■ **TASK ITEM**
Return, from the lines below, each one that includes the word "name".

Stored dataset items

····················

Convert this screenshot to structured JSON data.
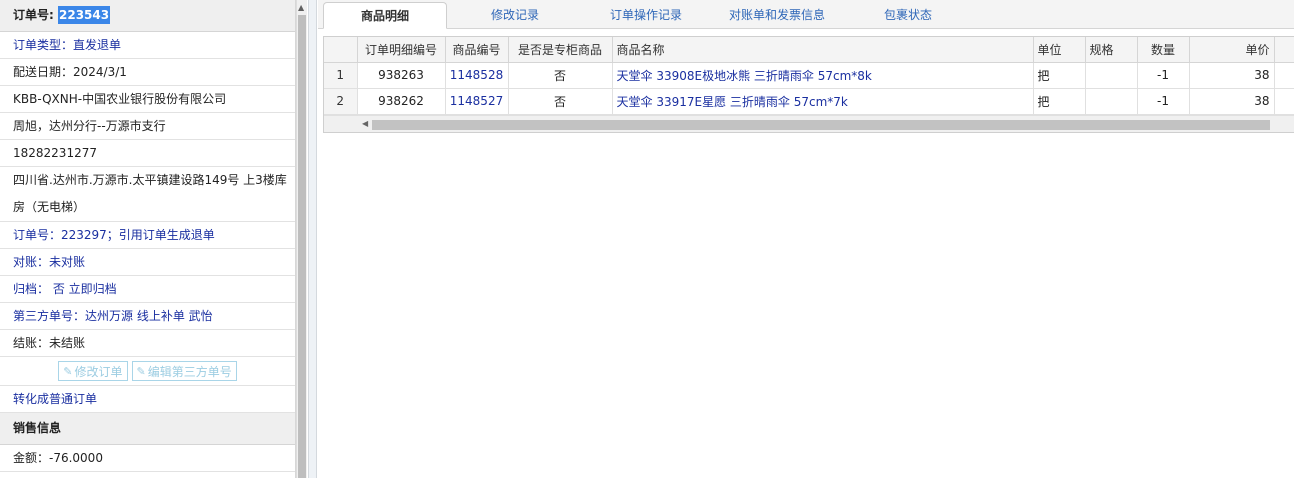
{
  "order": {
    "label": "订单号:",
    "number": "223543",
    "type": "订单类型：直发退单",
    "date": "配送日期：2024/3/1",
    "customer": "KBB-QXNH-中国农业银行股份有限公司",
    "contact": "周旭，达州分行--万源市支行",
    "phone": "18282231277",
    "address": "四川省.达州市.万源市.太平镇建设路149号 上3楼库房（无电梯）",
    "ref": "订单号：223297；引用订单生成退单",
    "reconcile": "对账：未对账",
    "archive": "归档： 否 立即归档",
    "third_party": "第三方单号：达州万源 线上补单 武怡",
    "settle": "结账：未结账",
    "edit_order_btn": "修改订单",
    "edit_third_btn": "编辑第三方单号",
    "convert": "转化成普通订单"
  },
  "sales": {
    "header": "销售信息",
    "amount": "金额：-76.0000"
  },
  "tabs": [
    {
      "label": "商品明细",
      "active": true
    },
    {
      "label": "修改记录",
      "active": false
    },
    {
      "label": "订单操作记录",
      "active": false
    },
    {
      "label": "对账单和发票信息",
      "active": false
    },
    {
      "label": "包裹状态",
      "active": false
    }
  ],
  "table": {
    "columns": [
      "",
      "订单明细编号",
      "商品编号",
      "是否是专柜商品",
      "商品名称",
      "单位",
      "规格",
      "数量",
      "单价"
    ],
    "rows": [
      {
        "n": "1",
        "detail_id": "938263",
        "sku": "1148528",
        "counter": "否",
        "name": "天堂伞 33908E极地冰熊 三折晴雨伞 57cm*8k",
        "unit": "把",
        "spec": "",
        "qty": "-1",
        "price": "38"
      },
      {
        "n": "2",
        "detail_id": "938262",
        "sku": "1148527",
        "counter": "否",
        "name": "天堂伞 33917E星愿 三折晴雨伞 57cm*7k",
        "unit": "把",
        "spec": "",
        "qty": "-1",
        "price": "38"
      }
    ]
  }
}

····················

■ **OUTPUT FOR THIS EXERCISE**
        "name": "天堂伞 33908E极地冰熊 三折晴雨伞 57cm*8k",
        "name": "天堂伞 33917E星愿 三折晴雨伞 57cm*7k",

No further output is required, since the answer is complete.